Here are a few stats on sex trafficking in the United States that will surely surprise you :
- Human trafficking generates $9.5 billion yearly in the United States. (United Nations)
- Approximately 300,000 children are at risk of being prostituted in the United States. (U.S. Department of Justice)
- The average age of entry into prostitution for a child victim in the United States is 13-14 years old. (U.S. Department of Justice)
- A pimp can make $150,000-$200,000 per child each year and the average pimp has 4 to 6 girls. (U.S. Justice Department, National Center for Missing and Exploited Children)
- One in three teens on the street will be lured toward prostitution within 48 hours of leaving home. (National Runaway Hotline)
Realizing that prostitution, trafficking and drug addiction was a huge issue without many solutions or opportunities for women to get off drugs and off the street, Becca established the Magdalene program in 1997, a two-year residential program and advocacy service that helps get women off the street and beat addiction. As the program expanded Becca realized that another obstacle remained. Once the women graduated the program, it was hard for them to get a job after having a criminal record (many of the women had been arrested several times during their years in prostitution). Without a sustainable income, these women would easily fall back into the streets meaning Becca had to think of another opportunity for them.
In 2001 Becca launched Thistle Farms, a social enterprise of women survivors of prostitution and drug addiction that provides an opportunity for a sustainable income and future for the women. The name “thistle” was used to represent how tough and resilient these women are, like a thistle. Yet on the inside they are beautiful. Although Becca does not actually run a farm, her social enterprise creates on site all the products that Thistle Farms makes and sells, and it is all done by the women survivors. Once a woman is hired, she can work there for life providing her with economic empowerment and an opportunity to not only survive but thrive.

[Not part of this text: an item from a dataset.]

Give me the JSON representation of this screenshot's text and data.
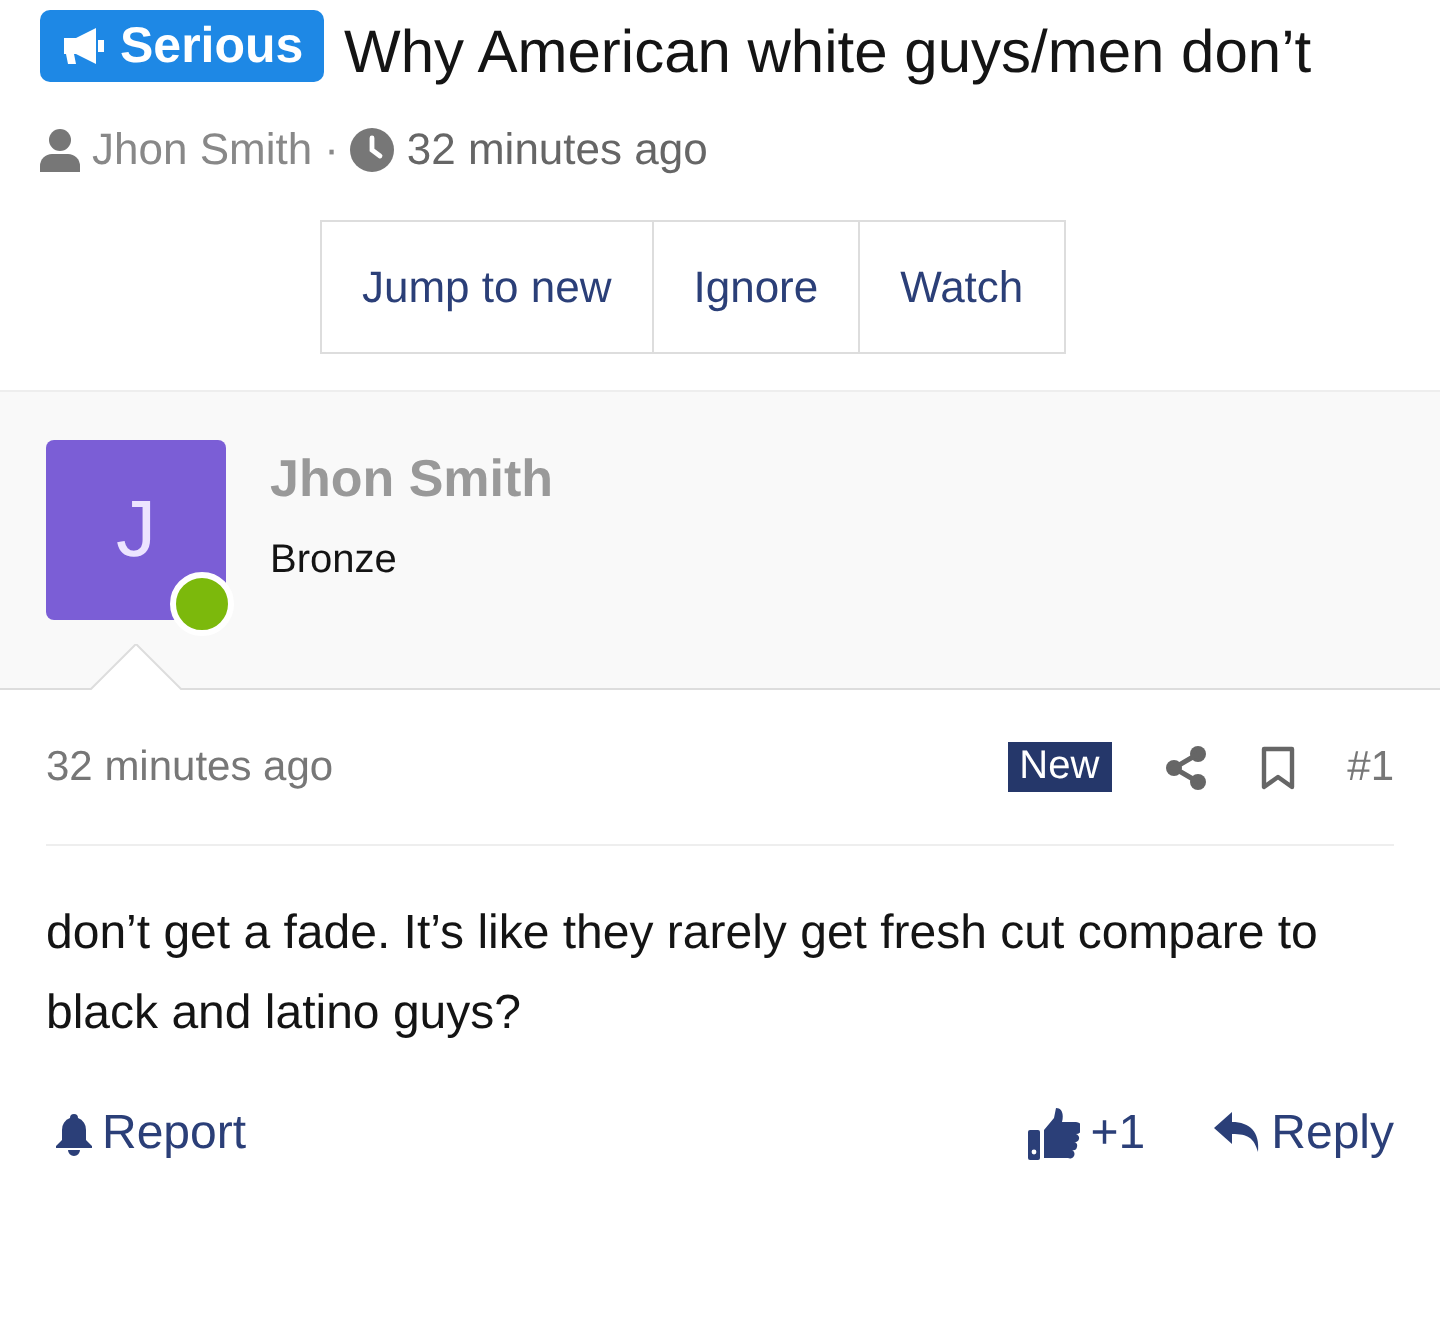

Thistle Farms houses a natural bath and body care company, Thistle Stop Café, a paper and sewing studio and a global marketplace called Shared Trade. Today, Thistle Farms employees more than 50 survivors and benefits over 700 women a year. Proceeds support Thistle Farms and the residential program, Magdalene. The community provides housing, food, healthcare, therapy and education for two years, without charging residents or receiving taxpayer money.
Here is a short video about Thistle Farms:
Just in time for the holidays, Thistle Farms has launched their 2015 Holiday Collection of beautiful, all natural bath and body products all made by women survivors of drug addiction and prostitution. Each purchase you make goes back to help these women improve their lives. It is a beautiful thing!
Thistle Farms and Becca Stevens have been featured on numerous national platforms including the A Path Appears on PBS, The New York Times, Los Angeles Times, ABC World News with Diane Sawyer, and NPR. Thistle Farms stands for the truth that, in the end, love is the most powerful force for change in the world.
BECCA STEVENS is an Episcopal priest, entrepreneur, author, and social justice activist. She is founder and president of Thistle Farms, a community of women who have survived trafficking, prostitution and addiction. She has been featured in New York Times, on ABC World News, NPR, PBS, CNN and was named a “Champion of Change” by the White House in 2011. Most recently she has been featured in the PBS documentary, “A Path Appears.” She was named 2014 Humanitarian of the Year by the Small Business Council of America as well as the TJ Martell Foundation, has been inducted into the Tennessee Women’s Hall of Fame, and was conferred an honorary doctorate by Sewanee: The University of the South. She lives in Nashville with her husband, Grammy-winning songwriter Marcus Hummon, and their three sons.